> What the exercise asks
Each entry below must be written out exactly, with pictures left out.

> Task inputs
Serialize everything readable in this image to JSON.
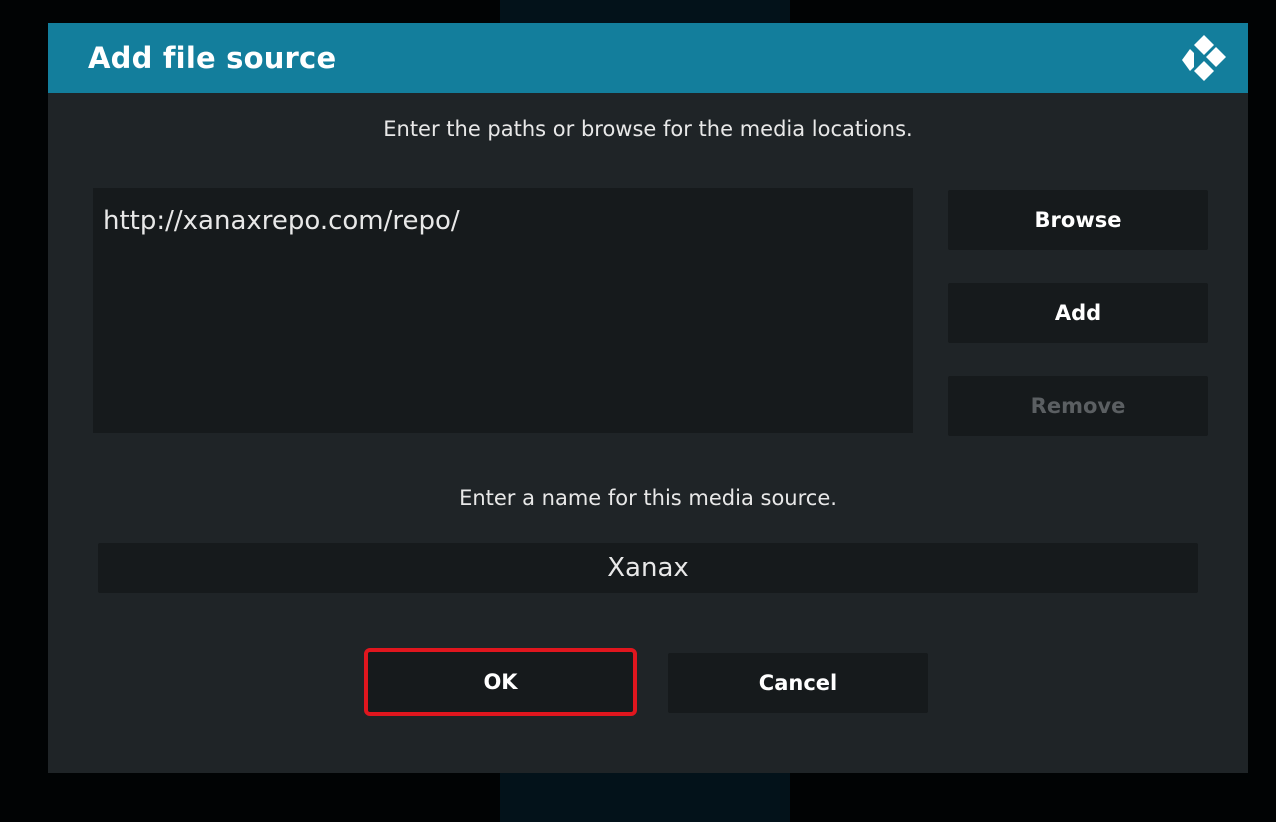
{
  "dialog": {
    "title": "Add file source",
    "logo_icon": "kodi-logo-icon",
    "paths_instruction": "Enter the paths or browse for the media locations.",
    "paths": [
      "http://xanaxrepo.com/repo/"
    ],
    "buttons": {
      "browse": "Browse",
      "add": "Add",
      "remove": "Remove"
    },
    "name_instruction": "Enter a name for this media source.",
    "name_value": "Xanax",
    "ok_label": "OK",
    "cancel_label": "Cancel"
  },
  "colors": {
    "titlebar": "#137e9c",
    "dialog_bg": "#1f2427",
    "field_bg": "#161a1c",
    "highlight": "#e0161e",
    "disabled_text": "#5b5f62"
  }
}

> Response for this exercise
Serialize everything readable in this image to JSON.
{
  "dialog": {
    "title": "Add file source",
    "logo_icon": "kodi-logo-icon",
    "paths_instruction": "Enter the paths or browse for the media locations.",
    "paths": [
      "http://xanaxrepo.com/repo/"
    ],
    "buttons": {
      "browse": "Browse",
      "add": "Add",
      "remove": "Remove"
    },
    "name_instruction": "Enter a name for this media source.",
    "name_value": "Xanax",
    "ok_label": "OK",
    "cancel_label": "Cancel"
  },
  "colors": {
    "titlebar": "#137e9c",
    "dialog_bg": "#1f2427",
    "field_bg": "#161a1c",
    "highlight": "#e0161e",
    "disabled_text": "#5b5f62"
  }
}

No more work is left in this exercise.